I forced myself to go to work, cleverly crafted a writing/vocabulary assignment that would require little of my voice, and planned on continuing to work. However, when I attended a teacher appreciation luncheon that day, I realized my sacrificial attendance at school wasn’t exactly appreciated. In fact, people were afraid of me. I tried to distance myself from others, but when I stepped out for a brief coughing jag, I returned to find fellow teachers had unknowingly sat near my plate. Seeing their fear, I picked up my plate, tossed it in the trash, and left the luncheon — and arranged for a sub for the following day.
That’s when I became the masked woman. Another sleepless night punctuated with coughing jags elicited the suggestion from my husband that I see a doctor and get some cough medicine with codeine. I called, barely able to speak, and made the appointment. When I checked in, the receptionist handed me the mask, and I donned it. Was it supposed to cover my mouth and nose? Doing so made my glasses fog. I turned to find a seat, and saw the others in the waiting room looking at me suspiciously. I was a little worried myself, more so when the doctor met me wearing a mask herself.
Though I didn’t have the traditional symptoms, a strep test proved positive, and I walked away from the doctor’s office — still masked — with prescriptions for both an antibiotic and the cough syrup for codeine and a long “to do” list, including voice rest and time off from work. Surely, two days off work and the two weekend days would be sufficient for a recovery, along with the meds.
I was disappointed. The cough syrup gave me the jitters; no relief there. The antibiotic made no impact. Over a period of numerous days, I worked my way through a host of remedies, suggestions of both the doctor and my friends:
- Gargle with salt water.
- Gargle with vinegar.
- Mix fresh lemon and honey and allow it to drizzle down my throat.
- Sip balsamic vinegar.
- Drink vinegar water or tea.
- Drink ginger tea.
- Drink loads of fluids to thin mucus.

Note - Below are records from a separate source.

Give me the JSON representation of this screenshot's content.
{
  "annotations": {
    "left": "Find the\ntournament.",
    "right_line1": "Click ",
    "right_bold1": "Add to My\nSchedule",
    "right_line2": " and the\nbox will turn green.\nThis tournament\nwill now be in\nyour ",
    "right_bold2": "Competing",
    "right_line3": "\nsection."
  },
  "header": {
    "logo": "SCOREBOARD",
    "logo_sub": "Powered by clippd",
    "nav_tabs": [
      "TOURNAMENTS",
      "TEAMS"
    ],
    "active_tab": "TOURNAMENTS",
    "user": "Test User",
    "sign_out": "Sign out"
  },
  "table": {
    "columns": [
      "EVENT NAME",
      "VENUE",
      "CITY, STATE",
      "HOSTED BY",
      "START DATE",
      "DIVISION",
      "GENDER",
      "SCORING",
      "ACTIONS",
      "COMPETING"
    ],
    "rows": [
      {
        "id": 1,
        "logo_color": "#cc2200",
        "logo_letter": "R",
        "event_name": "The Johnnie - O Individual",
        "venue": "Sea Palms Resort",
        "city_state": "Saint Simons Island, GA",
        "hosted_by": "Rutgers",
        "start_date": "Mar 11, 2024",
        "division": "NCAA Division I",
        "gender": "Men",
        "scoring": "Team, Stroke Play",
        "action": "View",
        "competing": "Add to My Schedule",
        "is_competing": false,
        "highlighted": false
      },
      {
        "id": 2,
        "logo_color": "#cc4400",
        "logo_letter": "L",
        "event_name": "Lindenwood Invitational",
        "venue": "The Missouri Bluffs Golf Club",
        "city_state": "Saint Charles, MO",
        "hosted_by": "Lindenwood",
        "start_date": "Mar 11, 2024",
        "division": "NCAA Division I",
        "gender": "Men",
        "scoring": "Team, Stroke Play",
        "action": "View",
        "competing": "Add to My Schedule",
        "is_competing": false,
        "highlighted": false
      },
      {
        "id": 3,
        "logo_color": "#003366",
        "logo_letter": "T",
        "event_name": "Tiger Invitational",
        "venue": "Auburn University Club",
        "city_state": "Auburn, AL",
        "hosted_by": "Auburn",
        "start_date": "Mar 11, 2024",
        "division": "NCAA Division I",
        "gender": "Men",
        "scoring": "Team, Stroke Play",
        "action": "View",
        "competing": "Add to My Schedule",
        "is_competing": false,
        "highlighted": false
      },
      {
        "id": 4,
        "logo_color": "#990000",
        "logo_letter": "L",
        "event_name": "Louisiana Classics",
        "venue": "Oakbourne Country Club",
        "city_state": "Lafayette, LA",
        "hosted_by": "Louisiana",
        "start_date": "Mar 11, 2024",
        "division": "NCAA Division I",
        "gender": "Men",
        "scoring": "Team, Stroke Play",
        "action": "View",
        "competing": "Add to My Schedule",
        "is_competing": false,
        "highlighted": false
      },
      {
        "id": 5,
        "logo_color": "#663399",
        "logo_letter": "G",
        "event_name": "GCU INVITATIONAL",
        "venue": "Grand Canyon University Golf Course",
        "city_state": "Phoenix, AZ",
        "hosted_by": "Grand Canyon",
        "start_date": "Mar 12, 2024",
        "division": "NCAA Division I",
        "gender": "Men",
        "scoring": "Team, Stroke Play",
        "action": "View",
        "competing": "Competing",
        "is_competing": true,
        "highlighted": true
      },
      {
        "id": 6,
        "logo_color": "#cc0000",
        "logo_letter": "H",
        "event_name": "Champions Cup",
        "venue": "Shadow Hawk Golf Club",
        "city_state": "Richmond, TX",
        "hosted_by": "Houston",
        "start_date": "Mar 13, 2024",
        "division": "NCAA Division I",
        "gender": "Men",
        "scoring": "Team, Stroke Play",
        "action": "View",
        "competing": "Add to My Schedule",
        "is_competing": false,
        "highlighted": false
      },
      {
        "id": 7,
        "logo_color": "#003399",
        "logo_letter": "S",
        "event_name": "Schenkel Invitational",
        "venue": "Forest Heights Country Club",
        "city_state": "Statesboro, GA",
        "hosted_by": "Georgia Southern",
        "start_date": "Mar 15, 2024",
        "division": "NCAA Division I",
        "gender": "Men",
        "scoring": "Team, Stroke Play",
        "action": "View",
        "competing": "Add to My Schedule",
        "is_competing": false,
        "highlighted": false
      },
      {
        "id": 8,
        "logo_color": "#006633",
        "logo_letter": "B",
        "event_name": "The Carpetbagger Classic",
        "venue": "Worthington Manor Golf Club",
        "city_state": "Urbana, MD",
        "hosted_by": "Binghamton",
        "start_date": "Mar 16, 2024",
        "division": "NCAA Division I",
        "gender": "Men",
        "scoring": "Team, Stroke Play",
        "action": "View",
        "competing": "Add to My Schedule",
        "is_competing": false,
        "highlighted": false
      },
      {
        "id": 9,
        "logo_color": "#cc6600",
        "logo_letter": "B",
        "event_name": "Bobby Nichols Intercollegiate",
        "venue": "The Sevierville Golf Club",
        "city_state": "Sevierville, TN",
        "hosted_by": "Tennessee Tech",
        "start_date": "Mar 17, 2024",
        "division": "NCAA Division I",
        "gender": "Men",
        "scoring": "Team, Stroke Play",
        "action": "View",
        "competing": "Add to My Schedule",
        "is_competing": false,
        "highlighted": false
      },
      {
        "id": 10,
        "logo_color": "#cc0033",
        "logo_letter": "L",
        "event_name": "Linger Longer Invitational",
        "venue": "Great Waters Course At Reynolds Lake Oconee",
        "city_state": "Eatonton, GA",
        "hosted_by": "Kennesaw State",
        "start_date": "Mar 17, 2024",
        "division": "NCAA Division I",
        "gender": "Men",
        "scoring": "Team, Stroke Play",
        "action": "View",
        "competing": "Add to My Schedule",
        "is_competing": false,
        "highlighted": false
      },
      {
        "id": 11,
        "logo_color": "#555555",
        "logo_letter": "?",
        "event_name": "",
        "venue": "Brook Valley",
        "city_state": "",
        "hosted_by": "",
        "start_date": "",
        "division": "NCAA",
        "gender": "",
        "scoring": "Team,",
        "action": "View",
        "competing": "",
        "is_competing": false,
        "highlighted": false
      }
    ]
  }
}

- Do sinus rinses.
- Do sinus rinses with salt water.
- Do sinus rinses with salt water with a baking soda booster.
- Use nasal sprays.
- Sleep sitting up.
- Take guaifenesin.
- Take extra vitamin C.
- Spray four sprays of Zicam into the mouth every three hours — but only on a full stomach.
- Spray Zicam into the back of the throat when the cough starts.
- Drink hot toddies before bed.
- Get massage therapy on my throat.
- Gargle with equal parts Benadryl and Mylanta.
It was that last suggestion that ended my pursuit of home remedies. Along with the thought of “disgusting,” although the messenger did suggest it “if I were desperate,” I remembered a doctor long ago prescribing Benadryl when I had similar symptoms and difficulty sleeping.
That did it. Actually, that preceded by my husband’s decree that I should return to the doctor’s office, which made me consider whether I’d actually followed ALL of the doctor’s orders… I hadn’t. I hadn’t, for instance, taken ibuprofen at least three times a day — because I wasn’t in pain. But when I considered that the medicine is an anti-inflammatory, and my throat was clearly inflamed and might be aided by the drug, I added the med, along with Benadryl, to my regimen.
That night I slept for the first time without being awakened by coughing jags.
After the second night of real sleep, my voice issues eased.
“Your voice is coming back. You’re beginning to sound a bit snarky again,” one of my seniors told me.
“Ahh! That’s what I was going for…” I croaked.
Today is Day 13 with laryngitis. I am close to fully recovered. I no longer sound like Minnie Mouse but I don’t yet sound like me. Well, somewhat snarky, apparently, which is pretty close.
I am no longer wearing a Lone Ranger mask or frightening people — or frustrating myself — with my symptoms.
“Hi-Yo, Laryngitis! Away!”